Required work:
Within the records that follow, determine how many lines include the word "deals". State the number and nothing further.

Task inputs:
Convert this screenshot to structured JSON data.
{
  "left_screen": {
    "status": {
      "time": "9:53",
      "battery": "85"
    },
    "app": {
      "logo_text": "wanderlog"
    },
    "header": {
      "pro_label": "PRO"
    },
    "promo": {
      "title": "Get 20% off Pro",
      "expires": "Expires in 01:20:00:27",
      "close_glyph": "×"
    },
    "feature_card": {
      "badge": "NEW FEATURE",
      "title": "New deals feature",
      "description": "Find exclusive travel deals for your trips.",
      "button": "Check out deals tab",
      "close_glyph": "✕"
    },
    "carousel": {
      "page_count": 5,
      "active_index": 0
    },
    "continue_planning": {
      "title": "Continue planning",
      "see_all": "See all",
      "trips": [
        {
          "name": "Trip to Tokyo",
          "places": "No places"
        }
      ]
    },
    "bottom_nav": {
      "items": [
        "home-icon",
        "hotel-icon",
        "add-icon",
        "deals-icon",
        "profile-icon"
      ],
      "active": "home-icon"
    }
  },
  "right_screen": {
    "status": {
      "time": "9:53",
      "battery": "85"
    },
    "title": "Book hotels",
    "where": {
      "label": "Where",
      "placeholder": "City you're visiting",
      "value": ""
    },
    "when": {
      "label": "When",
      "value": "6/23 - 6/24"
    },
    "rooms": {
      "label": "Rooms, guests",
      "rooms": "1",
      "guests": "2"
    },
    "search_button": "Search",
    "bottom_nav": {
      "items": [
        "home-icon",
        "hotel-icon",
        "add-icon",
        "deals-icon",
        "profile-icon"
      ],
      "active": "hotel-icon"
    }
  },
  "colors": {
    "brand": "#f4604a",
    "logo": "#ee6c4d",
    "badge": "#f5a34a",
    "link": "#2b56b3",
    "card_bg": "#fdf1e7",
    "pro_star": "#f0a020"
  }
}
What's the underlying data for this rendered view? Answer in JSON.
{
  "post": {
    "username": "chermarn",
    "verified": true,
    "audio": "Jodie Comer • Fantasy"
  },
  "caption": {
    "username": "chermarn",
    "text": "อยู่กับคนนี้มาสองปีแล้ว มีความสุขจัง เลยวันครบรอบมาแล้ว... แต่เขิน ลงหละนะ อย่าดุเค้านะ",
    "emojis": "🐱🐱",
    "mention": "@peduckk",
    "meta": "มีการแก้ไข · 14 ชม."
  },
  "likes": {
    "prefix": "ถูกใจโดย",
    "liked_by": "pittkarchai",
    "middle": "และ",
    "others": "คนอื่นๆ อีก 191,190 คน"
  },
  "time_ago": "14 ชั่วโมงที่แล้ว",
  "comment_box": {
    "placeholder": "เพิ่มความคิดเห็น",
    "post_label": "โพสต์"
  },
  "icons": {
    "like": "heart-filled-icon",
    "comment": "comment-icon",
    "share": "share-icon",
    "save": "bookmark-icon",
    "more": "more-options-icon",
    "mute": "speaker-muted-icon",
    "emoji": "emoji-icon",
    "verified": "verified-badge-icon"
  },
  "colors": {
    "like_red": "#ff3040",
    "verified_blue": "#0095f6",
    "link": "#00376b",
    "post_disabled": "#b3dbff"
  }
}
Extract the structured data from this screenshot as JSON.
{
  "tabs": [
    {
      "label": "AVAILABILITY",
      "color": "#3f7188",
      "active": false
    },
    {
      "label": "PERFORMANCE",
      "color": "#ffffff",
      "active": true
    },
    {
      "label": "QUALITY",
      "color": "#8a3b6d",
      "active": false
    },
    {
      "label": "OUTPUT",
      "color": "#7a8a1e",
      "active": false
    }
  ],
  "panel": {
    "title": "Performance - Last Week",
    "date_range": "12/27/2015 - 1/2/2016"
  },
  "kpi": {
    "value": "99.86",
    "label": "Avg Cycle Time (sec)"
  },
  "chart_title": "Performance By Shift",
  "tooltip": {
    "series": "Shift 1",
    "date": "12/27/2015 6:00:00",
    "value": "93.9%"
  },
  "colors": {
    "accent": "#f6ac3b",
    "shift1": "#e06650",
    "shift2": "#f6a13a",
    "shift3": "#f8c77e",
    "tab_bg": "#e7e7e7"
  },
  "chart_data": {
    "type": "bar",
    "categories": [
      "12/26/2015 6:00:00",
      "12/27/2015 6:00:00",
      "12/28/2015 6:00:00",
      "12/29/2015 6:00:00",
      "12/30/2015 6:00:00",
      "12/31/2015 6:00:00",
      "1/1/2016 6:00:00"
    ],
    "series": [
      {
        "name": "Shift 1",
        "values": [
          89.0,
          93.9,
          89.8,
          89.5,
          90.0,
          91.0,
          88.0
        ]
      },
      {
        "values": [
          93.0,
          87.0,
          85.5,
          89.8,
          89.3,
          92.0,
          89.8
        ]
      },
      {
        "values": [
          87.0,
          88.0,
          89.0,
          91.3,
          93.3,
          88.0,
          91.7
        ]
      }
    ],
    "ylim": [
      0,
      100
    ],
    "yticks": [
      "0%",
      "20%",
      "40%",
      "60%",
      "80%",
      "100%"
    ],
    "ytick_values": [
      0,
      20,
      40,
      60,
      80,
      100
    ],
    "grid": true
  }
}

Task response:
5